* **Work required**: Work through the records below, line by line, and say how many lines include "screenshot", with nothing else.

* **Exercise materials**:

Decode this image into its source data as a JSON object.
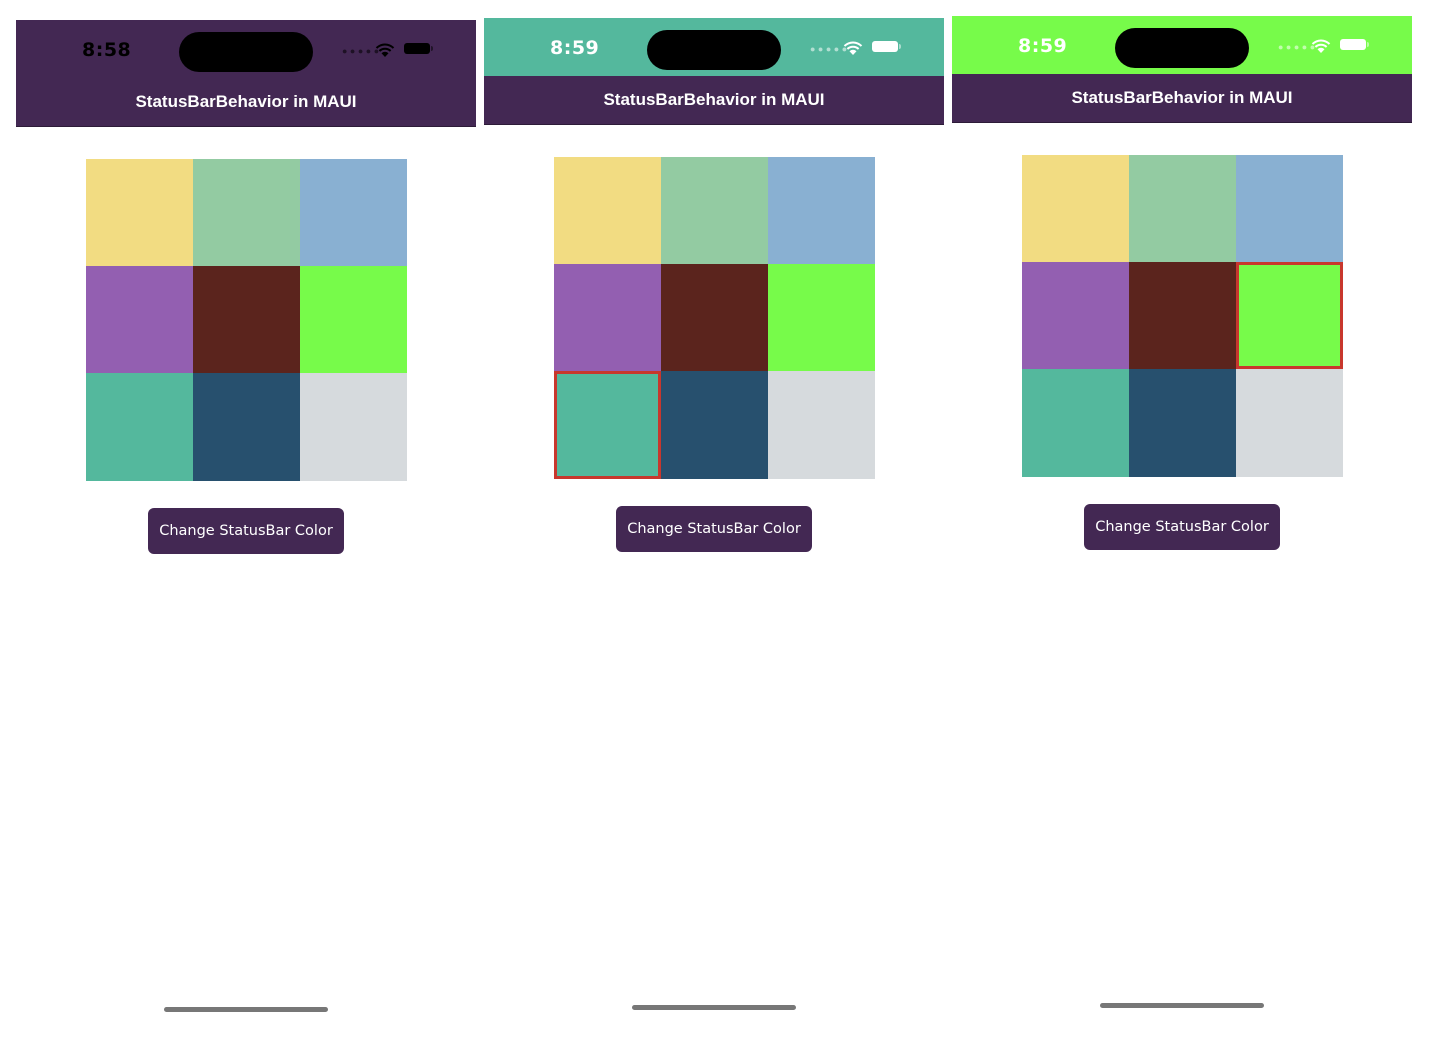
{
  "screens": [
    {
      "time": "8:58",
      "status_bg": "#432853",
      "status_fg": "#000000",
      "nav_title": "StatusBarBehavior in MAUI",
      "button_label": "Change StatusBar Color",
      "selected_index": -1
    },
    {
      "time": "8:59",
      "status_bg": "#54B89D",
      "status_fg": "#ffffff",
      "nav_title": "StatusBarBehavior in MAUI",
      "button_label": "Change StatusBar Color",
      "selected_index": 6
    },
    {
      "time": "8:59",
      "status_bg": "#77FB4A",
      "status_fg": "#ffffff",
      "nav_title": "StatusBarBehavior in MAUI",
      "button_label": "Change StatusBar Color",
      "selected_index": 5
    }
  ],
  "palette": [
    "#F2DC82",
    "#93CBA2",
    "#89B0D2",
    "#935FB1",
    "#5B241D",
    "#77FB4A",
    "#54B89D",
    "#27506E",
    "#D6DADD"
  ],
  "colors": {
    "nav_bg": "#432853",
    "button_bg": "#432853",
    "selection_border": "#c8372d"
  },
  "icons": [
    "signal-icon",
    "wifi-icon",
    "battery-icon"
  ]
}
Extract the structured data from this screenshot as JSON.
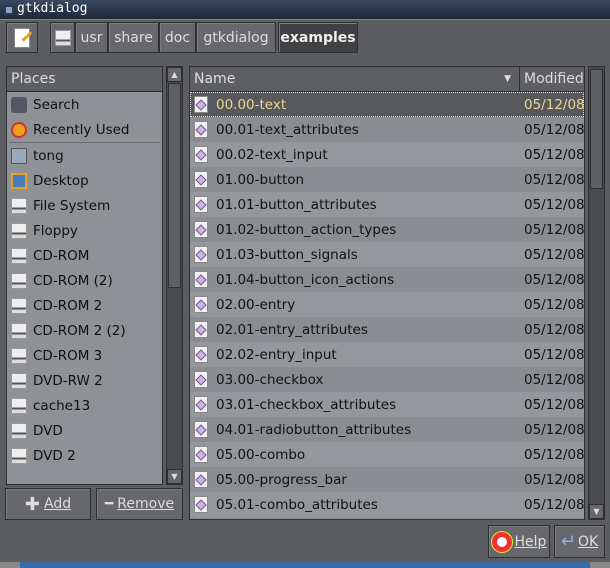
{
  "window": {
    "title": "gtkdialog"
  },
  "toolbar": {
    "edit_icon": "text-editor-icon",
    "crumbs": [
      {
        "label": "",
        "icon": "drive-icon"
      },
      {
        "label": "usr"
      },
      {
        "label": "share"
      },
      {
        "label": "doc"
      },
      {
        "label": "gtkdialog"
      },
      {
        "label": "examples",
        "active": true
      }
    ]
  },
  "places": {
    "header": "Places",
    "items": [
      {
        "label": "Search",
        "icon": "binoculars-icon"
      },
      {
        "label": "Recently Used",
        "icon": "clock-icon"
      },
      {
        "label": "tong",
        "icon": "home-folder-icon"
      },
      {
        "label": "Desktop",
        "icon": "desktop-icon"
      },
      {
        "label": "File System",
        "icon": "harddisk-icon"
      },
      {
        "label": "Floppy",
        "icon": "drive-icon"
      },
      {
        "label": "CD-ROM",
        "icon": "drive-icon"
      },
      {
        "label": "CD-ROM (2)",
        "icon": "drive-icon"
      },
      {
        "label": "CD-ROM 2",
        "icon": "drive-icon"
      },
      {
        "label": "CD-ROM 2 (2)",
        "icon": "drive-icon"
      },
      {
        "label": "CD-ROM 3",
        "icon": "drive-icon"
      },
      {
        "label": "DVD-RW 2",
        "icon": "drive-icon"
      },
      {
        "label": "cache13",
        "icon": "harddisk-icon"
      },
      {
        "label": "DVD",
        "icon": "drive-icon"
      },
      {
        "label": "DVD 2",
        "icon": "drive-icon"
      }
    ],
    "add_label": "Add",
    "remove_label": "Remove"
  },
  "files": {
    "col_name": "Name",
    "col_modified": "Modified",
    "rows": [
      {
        "name": "00.00-text",
        "modified": "05/12/08",
        "selected": true
      },
      {
        "name": "00.01-text_attributes",
        "modified": "05/12/08"
      },
      {
        "name": "00.02-text_input",
        "modified": "05/12/08"
      },
      {
        "name": "01.00-button",
        "modified": "05/12/08"
      },
      {
        "name": "01.01-button_attributes",
        "modified": "05/12/08"
      },
      {
        "name": "01.02-button_action_types",
        "modified": "05/12/08"
      },
      {
        "name": "01.03-button_signals",
        "modified": "05/12/08"
      },
      {
        "name": "01.04-button_icon_actions",
        "modified": "05/12/08"
      },
      {
        "name": "02.00-entry",
        "modified": "05/12/08"
      },
      {
        "name": "02.01-entry_attributes",
        "modified": "05/12/08"
      },
      {
        "name": "02.02-entry_input",
        "modified": "05/12/08"
      },
      {
        "name": "03.00-checkbox",
        "modified": "05/12/08"
      },
      {
        "name": "03.01-checkbox_attributes",
        "modified": "05/12/08"
      },
      {
        "name": "04.01-radiobutton_attributes",
        "modified": "05/12/08"
      },
      {
        "name": "05.00-combo",
        "modified": "05/12/08"
      },
      {
        "name": "05.00-progress_bar",
        "modified": "05/12/08"
      },
      {
        "name": "05.01-combo_attributes",
        "modified": "05/12/08"
      }
    ]
  },
  "buttons": {
    "help": "Help",
    "ok": "OK"
  }
}
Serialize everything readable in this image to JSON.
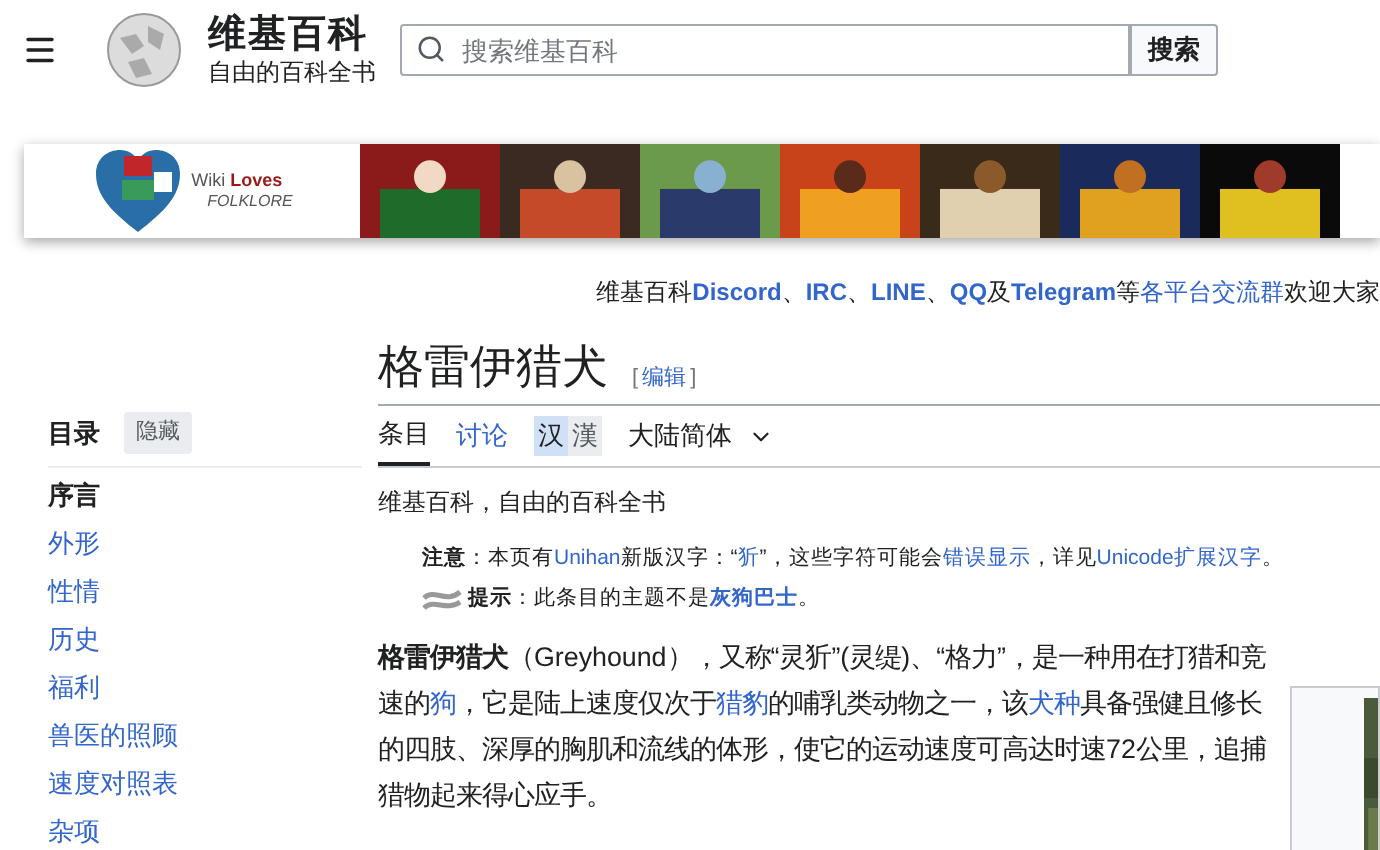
{
  "header": {
    "site_name": "维基百科",
    "tagline": "自由的百科全书",
    "search": {
      "placeholder": "搜索维基百科"
    },
    "search_button": "搜索"
  },
  "banner": {
    "line1_a": "Wiki ",
    "line1_b": "Loves",
    "line2": "FOLKLORE"
  },
  "sitenotice": [
    {
      "kind": "text",
      "text": "维基百科"
    },
    {
      "kind": "bold_link",
      "text": "Discord"
    },
    {
      "kind": "text",
      "text": "、"
    },
    {
      "kind": "bold_link",
      "text": "IRC"
    },
    {
      "kind": "text",
      "text": "、"
    },
    {
      "kind": "bold_link",
      "text": "LINE"
    },
    {
      "kind": "text",
      "text": "、"
    },
    {
      "kind": "bold_link",
      "text": "QQ"
    },
    {
      "kind": "text",
      "text": "及"
    },
    {
      "kind": "bold_link",
      "text": "Telegram"
    },
    {
      "kind": "text",
      "text": "等"
    },
    {
      "kind": "link",
      "text": "各平台交流群"
    },
    {
      "kind": "text",
      "text": "欢迎大家"
    }
  ],
  "toc": {
    "title": "目录",
    "hide_button": "隐藏",
    "items": [
      {
        "label": "序言",
        "selected": true
      },
      {
        "label": "外形",
        "selected": false
      },
      {
        "label": "性情",
        "selected": false
      },
      {
        "label": "历史",
        "selected": false
      },
      {
        "label": "福利",
        "selected": false
      },
      {
        "label": "兽医的照顾",
        "selected": false
      },
      {
        "label": "速度对照表",
        "selected": false
      },
      {
        "label": "杂项",
        "selected": false
      }
    ]
  },
  "article": {
    "title": "格雷伊猎犬",
    "edit_open": "[",
    "edit_link": "编辑",
    "edit_close": "]",
    "tabs": [
      {
        "label": "条目",
        "selected": true
      },
      {
        "label": "讨论",
        "selected": false
      }
    ],
    "script_toggle": [
      {
        "label": "汉",
        "selected": true
      },
      {
        "label": "漢",
        "selected": false
      }
    ],
    "variant": "大陆简体",
    "tagline": "维基百科，自由的百科全书",
    "notes": [
      {
        "kind": "notice",
        "segments": [
          {
            "kind": "bold",
            "text": "注意"
          },
          {
            "kind": "text",
            "text": "：本页有"
          },
          {
            "kind": "link",
            "text": "Unihan"
          },
          {
            "kind": "text",
            "text": "新版汉字：“"
          },
          {
            "kind": "link",
            "text": "㹞"
          },
          {
            "kind": "text",
            "text": "”，这些字符可能会"
          },
          {
            "kind": "link",
            "text": "错误显示"
          },
          {
            "kind": "text",
            "text": "，详见"
          },
          {
            "kind": "link",
            "text": "Unicode扩展汉字"
          },
          {
            "kind": "text",
            "text": "。"
          }
        ]
      },
      {
        "kind": "hatnote",
        "segments": [
          {
            "kind": "bold",
            "text": "提示"
          },
          {
            "kind": "text",
            "text": "：此条目的主题不是"
          },
          {
            "kind": "bold_link",
            "text": "灰狗巴士"
          },
          {
            "kind": "text",
            "text": "。"
          }
        ]
      }
    ],
    "lead": [
      {
        "kind": "bold",
        "text": "格雷伊猎犬"
      },
      {
        "kind": "text",
        "text": "（Greyhound），又称“灵㹞”(灵缇)、“格力”，是一种用在打猎和竞速的"
      },
      {
        "kind": "link",
        "text": "狗"
      },
      {
        "kind": "text",
        "text": "，它是陆上速度仅次于"
      },
      {
        "kind": "link",
        "text": "猎豹"
      },
      {
        "kind": "text",
        "text": "的哺乳类动物之一，该"
      },
      {
        "kind": "link",
        "text": "犬种"
      },
      {
        "kind": "text",
        "text": "具备强健且修长的四肢、深厚的胸肌和流线的体形，使它的运动速度可高达时速72公里，追捕猎物起来得心应手。"
      }
    ]
  }
}
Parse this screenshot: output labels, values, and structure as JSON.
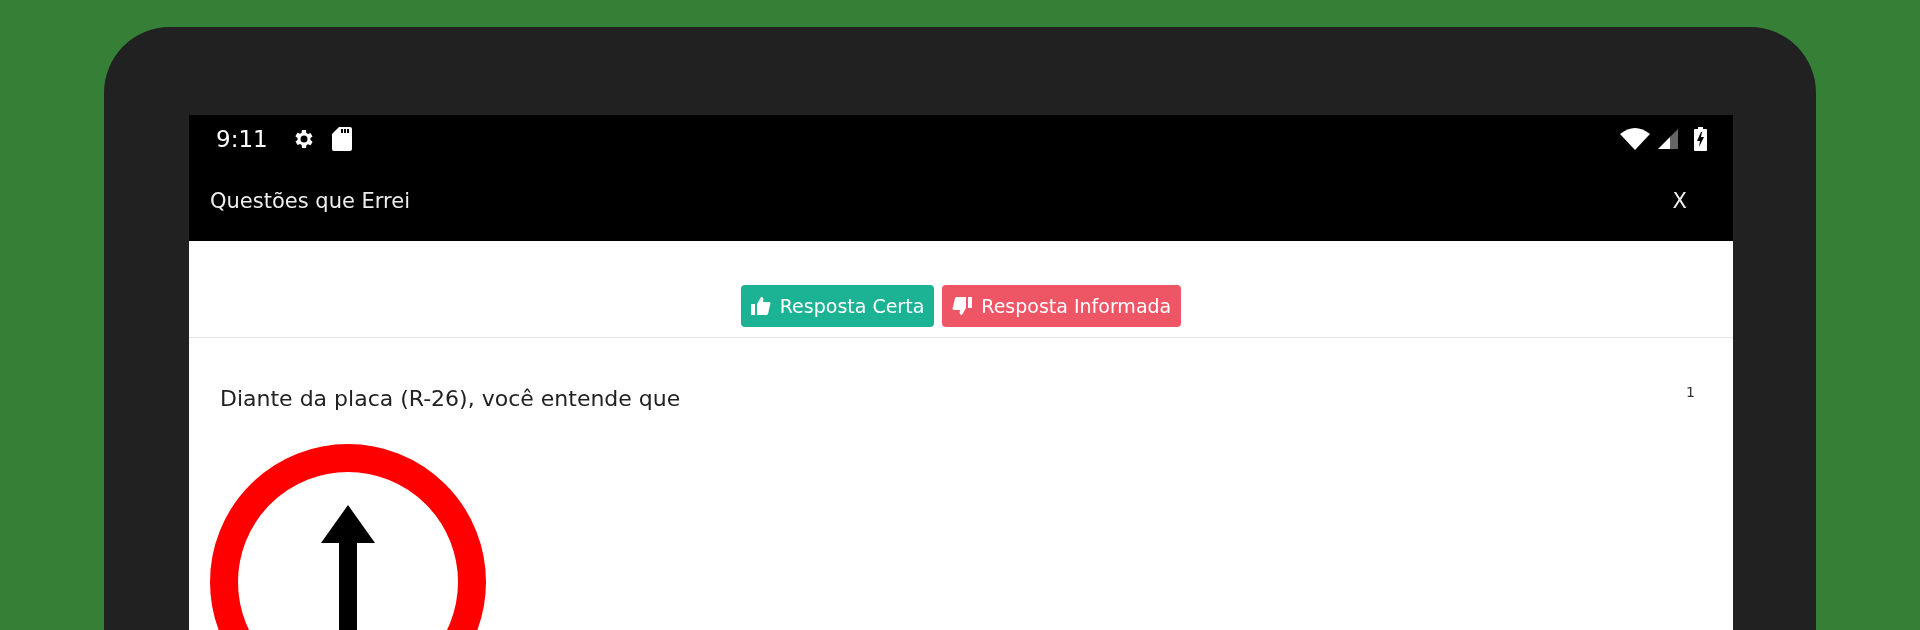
{
  "status_bar": {
    "time": "9:11"
  },
  "toolbar": {
    "title": "Questões que Errei",
    "close": "X"
  },
  "legend": [
    {
      "kind": "correct",
      "label": "Resposta Certa"
    },
    {
      "kind": "informed",
      "label": "Resposta Informada"
    }
  ],
  "question": {
    "text": "Diante da placa (R-26), você entende que",
    "number": "1"
  }
}
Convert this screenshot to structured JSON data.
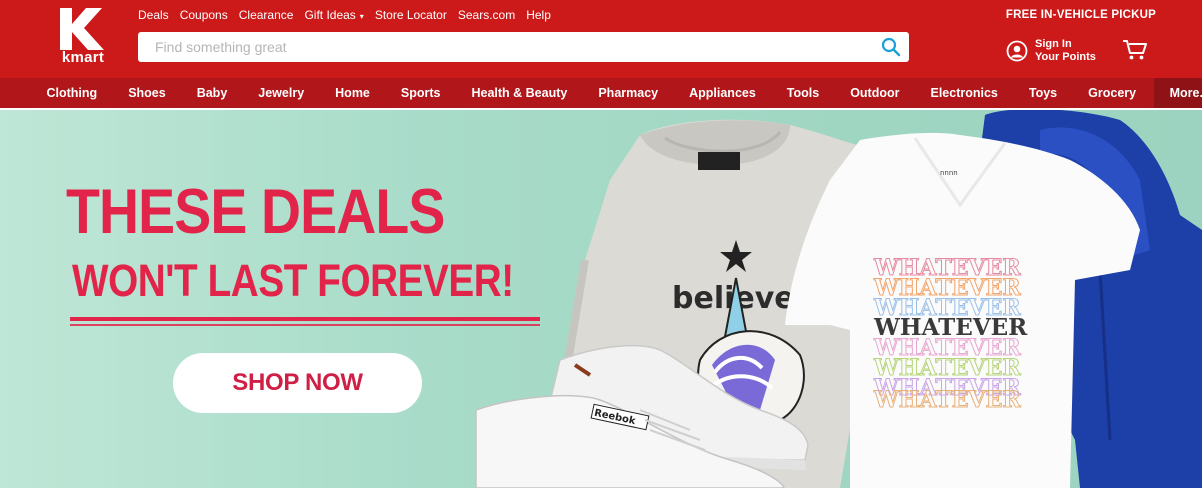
{
  "brand": {
    "logo_letter": "K",
    "logo_word": "kmart",
    "color": "#cc1a1a"
  },
  "top_links": [
    {
      "label": "Deals"
    },
    {
      "label": "Coupons"
    },
    {
      "label": "Clearance"
    },
    {
      "label": "Gift Ideas"
    },
    {
      "label": "Store Locator"
    },
    {
      "label": "Sears.com"
    },
    {
      "label": "Help"
    }
  ],
  "promo_text": "FREE IN-VEHICLE PICKUP",
  "search": {
    "placeholder": "Find something great",
    "value": "",
    "icon": "search-icon"
  },
  "account": {
    "line1": "Sign In",
    "line2": "Your Points",
    "icon": "user-icon"
  },
  "cart": {
    "icon": "cart-icon"
  },
  "nav": [
    {
      "label": "Clothing"
    },
    {
      "label": "Shoes"
    },
    {
      "label": "Baby"
    },
    {
      "label": "Jewelry"
    },
    {
      "label": "Home"
    },
    {
      "label": "Sports"
    },
    {
      "label": "Health & Beauty"
    },
    {
      "label": "Pharmacy"
    },
    {
      "label": "Appliances"
    },
    {
      "label": "Tools"
    },
    {
      "label": "Outdoor"
    },
    {
      "label": "Electronics"
    },
    {
      "label": "Toys"
    },
    {
      "label": "Grocery"
    },
    {
      "label": "More..."
    }
  ],
  "hero": {
    "headline1": "THESE DEALS",
    "headline2": "WON'T LAST FOREVER!",
    "cta": "SHOP NOW",
    "sweatshirt_text": "believe",
    "tshirt_word": "WHATEVER",
    "shoe_brand": "Reebok",
    "accent_color": "#e3244a",
    "background_color": "#a8dcc9"
  }
}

* **Expected answer**: 3